Microsoft updated its official statement yesterday regarding the partially leaked source code for Windows 2000 and Windows NT 4.0, noting that the company is investigating reports about an exploit of the Microsoft Internet Explorer (IE) version that originally shipped with Win2K. Separately, Microsoft acknowledged that the leak came from Israeli developer Mainsoft, which has had access to the Windows source code for years. Microsoft hired Mainsoft 4 years ago to investigate porting key applications such as IE and Microsoft Office to Linux.
   "Investigation has shown \[that the source code leak\] was not the result of any breach of Microsoft's corporate network or internal security, nor is it related to Microsoft's Shared Source Initiative or its Government Security Program, which enable our customers and partners, as well as governments, to legally access Microsoft source code," the Microsoft statement says. "Microsoft continues to work closely with the US Federal Bureau of Investigation \[FBI\] and other law enforcement authorities on this matter. Microsoft source code is both copyrighted and protected as a trade secret. As such, it is illegal to post it, make it available to others, download it, or use it. Microsoft will take all appropriate legal actions to protect its intellectual property. These actions include communicating both directly and indirectly with those who possess or seek to possess, post, download, or share the illegally disclosed source code."

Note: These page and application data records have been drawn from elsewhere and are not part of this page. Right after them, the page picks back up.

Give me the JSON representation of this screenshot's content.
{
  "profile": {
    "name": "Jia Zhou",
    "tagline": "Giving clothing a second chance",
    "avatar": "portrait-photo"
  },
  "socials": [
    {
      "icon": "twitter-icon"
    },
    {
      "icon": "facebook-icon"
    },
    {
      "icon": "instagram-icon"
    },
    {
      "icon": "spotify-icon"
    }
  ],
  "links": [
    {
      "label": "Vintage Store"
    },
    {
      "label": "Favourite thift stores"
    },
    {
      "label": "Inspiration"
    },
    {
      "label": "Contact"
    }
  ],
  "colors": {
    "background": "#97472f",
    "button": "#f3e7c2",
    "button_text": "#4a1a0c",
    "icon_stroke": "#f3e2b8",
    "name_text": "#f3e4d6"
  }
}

   According to reports, the Win2K and NT source-code leak originated with a PC used by Mainsoft Director of Technology Eyal Alaluf, who's refusing contact with the media. Alaluf works at Mainsoft's Israel-based R&D center, the group that worked on the aforementioned Linux ports of Microsoft software. Officially, Mainsoft says only that it's cooperating fully with Microsoft and the FBI, which is running the investigation.